*The records*
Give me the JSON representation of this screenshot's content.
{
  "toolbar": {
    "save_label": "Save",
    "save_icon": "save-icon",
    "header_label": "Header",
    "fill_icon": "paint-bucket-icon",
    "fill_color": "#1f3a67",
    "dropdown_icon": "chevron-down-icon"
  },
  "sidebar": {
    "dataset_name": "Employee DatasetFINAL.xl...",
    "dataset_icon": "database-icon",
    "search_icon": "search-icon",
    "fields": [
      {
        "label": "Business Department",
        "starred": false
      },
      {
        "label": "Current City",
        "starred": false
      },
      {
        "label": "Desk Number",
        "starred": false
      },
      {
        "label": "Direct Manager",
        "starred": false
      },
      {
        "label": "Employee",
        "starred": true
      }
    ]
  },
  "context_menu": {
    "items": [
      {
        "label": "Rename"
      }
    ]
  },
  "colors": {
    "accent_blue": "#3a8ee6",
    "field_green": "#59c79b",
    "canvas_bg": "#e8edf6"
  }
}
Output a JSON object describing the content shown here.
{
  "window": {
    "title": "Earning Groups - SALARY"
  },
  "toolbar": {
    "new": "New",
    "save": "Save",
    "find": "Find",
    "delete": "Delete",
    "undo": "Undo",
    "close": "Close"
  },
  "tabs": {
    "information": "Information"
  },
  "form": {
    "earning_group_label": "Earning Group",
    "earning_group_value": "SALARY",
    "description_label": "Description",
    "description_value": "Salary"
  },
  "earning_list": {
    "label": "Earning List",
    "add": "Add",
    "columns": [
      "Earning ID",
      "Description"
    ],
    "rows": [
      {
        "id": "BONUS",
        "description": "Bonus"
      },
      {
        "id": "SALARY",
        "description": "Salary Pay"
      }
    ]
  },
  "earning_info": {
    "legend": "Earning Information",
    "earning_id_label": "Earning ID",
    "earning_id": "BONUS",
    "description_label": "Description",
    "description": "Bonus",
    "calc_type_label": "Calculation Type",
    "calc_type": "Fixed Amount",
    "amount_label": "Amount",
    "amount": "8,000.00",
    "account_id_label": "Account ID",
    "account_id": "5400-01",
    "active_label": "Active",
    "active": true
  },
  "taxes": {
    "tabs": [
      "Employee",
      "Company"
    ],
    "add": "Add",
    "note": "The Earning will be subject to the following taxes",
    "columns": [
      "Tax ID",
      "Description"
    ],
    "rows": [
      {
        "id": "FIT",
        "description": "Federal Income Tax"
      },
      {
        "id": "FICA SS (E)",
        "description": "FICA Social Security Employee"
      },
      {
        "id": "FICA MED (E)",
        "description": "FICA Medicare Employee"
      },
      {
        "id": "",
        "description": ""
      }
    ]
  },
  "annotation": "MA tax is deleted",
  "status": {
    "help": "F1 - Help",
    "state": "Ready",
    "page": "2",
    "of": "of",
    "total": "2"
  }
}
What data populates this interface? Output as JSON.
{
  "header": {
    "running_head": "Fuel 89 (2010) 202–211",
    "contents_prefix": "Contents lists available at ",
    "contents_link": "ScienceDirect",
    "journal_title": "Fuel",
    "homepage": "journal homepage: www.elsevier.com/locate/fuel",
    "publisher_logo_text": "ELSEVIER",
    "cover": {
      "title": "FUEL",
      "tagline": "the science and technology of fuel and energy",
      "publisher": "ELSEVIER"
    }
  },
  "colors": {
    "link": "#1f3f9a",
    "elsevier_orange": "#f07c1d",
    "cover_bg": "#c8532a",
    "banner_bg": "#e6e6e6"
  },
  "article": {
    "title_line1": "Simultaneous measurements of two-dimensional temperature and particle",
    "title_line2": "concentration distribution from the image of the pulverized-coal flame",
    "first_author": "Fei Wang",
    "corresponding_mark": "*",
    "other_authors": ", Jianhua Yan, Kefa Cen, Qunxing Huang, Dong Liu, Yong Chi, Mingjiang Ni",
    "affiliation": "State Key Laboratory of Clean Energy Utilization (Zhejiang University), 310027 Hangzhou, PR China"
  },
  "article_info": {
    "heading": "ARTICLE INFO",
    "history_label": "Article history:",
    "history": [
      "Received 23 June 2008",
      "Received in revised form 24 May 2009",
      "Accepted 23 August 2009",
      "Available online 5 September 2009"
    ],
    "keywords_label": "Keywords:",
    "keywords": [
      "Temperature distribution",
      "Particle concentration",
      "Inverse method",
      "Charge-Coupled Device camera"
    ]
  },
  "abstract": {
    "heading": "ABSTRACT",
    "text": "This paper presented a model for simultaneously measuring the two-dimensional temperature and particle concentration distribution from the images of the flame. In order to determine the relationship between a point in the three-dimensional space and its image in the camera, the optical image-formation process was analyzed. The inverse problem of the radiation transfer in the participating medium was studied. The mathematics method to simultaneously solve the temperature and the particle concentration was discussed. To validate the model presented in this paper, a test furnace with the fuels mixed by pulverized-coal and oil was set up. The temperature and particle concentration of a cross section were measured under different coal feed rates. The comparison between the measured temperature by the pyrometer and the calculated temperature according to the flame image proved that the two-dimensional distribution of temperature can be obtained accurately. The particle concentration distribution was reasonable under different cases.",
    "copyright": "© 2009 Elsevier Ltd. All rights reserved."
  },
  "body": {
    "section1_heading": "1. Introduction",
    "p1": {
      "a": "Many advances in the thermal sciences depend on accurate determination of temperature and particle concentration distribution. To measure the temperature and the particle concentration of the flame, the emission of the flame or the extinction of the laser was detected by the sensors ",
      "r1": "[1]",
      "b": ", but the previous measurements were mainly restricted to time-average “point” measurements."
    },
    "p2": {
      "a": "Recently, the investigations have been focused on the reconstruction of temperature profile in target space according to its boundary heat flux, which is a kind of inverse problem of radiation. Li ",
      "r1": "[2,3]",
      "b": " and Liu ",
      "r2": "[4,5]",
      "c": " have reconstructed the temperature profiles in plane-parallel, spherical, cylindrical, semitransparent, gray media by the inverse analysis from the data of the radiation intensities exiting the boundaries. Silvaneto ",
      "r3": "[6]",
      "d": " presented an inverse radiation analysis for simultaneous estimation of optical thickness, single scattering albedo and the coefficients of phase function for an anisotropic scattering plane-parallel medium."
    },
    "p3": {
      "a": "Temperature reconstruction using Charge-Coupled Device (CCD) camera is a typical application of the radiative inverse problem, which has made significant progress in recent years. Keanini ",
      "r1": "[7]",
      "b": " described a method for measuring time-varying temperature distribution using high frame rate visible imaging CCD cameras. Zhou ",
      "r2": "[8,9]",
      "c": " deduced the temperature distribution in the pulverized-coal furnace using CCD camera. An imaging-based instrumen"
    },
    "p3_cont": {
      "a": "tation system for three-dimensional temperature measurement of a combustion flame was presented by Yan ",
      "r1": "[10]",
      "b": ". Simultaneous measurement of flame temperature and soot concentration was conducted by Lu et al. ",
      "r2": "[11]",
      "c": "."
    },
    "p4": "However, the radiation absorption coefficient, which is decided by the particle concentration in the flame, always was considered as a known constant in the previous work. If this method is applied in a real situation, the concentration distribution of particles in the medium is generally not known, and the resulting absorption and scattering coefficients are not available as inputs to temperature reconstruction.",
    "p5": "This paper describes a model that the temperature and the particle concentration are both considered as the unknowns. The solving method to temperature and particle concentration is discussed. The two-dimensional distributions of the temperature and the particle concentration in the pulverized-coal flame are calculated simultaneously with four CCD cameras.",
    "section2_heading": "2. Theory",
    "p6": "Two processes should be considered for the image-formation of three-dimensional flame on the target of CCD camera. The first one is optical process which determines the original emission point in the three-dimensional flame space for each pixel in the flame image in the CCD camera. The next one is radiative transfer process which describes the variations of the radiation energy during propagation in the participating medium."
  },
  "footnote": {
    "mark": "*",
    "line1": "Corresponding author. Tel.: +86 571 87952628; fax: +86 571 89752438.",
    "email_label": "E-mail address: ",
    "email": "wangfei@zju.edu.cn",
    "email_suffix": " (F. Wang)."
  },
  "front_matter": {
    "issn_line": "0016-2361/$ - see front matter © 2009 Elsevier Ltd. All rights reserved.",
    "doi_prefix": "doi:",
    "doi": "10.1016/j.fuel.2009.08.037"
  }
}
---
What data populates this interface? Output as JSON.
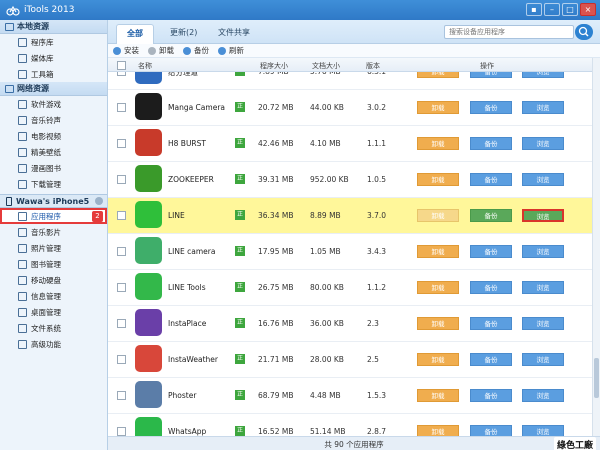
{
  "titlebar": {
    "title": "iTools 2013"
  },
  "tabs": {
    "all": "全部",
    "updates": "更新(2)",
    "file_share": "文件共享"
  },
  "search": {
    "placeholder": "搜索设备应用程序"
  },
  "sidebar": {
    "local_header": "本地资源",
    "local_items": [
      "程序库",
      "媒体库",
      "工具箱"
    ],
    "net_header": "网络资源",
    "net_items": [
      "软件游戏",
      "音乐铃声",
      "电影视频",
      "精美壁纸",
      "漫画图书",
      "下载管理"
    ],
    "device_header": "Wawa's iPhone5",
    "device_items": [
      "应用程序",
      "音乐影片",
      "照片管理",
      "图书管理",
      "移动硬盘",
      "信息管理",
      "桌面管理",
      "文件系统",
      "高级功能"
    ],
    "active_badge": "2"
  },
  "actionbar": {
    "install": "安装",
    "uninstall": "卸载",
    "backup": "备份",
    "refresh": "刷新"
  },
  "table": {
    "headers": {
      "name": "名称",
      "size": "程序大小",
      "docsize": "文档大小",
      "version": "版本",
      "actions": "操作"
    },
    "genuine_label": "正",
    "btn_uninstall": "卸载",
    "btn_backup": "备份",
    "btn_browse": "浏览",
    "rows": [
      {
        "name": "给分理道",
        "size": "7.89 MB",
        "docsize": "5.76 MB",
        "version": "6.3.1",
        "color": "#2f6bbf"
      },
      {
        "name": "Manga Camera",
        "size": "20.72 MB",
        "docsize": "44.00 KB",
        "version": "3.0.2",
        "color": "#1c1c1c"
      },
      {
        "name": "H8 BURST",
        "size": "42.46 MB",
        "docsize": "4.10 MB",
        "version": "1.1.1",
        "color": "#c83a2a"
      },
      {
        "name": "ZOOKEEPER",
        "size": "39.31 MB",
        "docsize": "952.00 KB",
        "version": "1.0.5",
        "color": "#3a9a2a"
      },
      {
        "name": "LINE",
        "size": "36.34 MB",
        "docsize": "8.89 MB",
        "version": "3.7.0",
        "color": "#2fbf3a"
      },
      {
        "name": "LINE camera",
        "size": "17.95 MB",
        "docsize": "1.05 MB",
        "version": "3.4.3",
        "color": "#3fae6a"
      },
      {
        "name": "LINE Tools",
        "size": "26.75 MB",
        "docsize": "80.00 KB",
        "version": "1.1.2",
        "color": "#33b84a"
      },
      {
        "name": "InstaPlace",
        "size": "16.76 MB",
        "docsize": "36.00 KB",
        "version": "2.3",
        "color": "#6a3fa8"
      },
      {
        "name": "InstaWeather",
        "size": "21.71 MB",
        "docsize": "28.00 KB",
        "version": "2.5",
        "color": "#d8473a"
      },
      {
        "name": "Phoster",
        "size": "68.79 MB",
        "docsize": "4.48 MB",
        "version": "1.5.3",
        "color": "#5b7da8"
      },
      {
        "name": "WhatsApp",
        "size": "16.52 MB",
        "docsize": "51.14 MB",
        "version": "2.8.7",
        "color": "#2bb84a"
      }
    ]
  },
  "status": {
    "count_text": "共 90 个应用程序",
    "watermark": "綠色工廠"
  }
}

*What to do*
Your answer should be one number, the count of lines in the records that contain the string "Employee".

*Exercise response*
5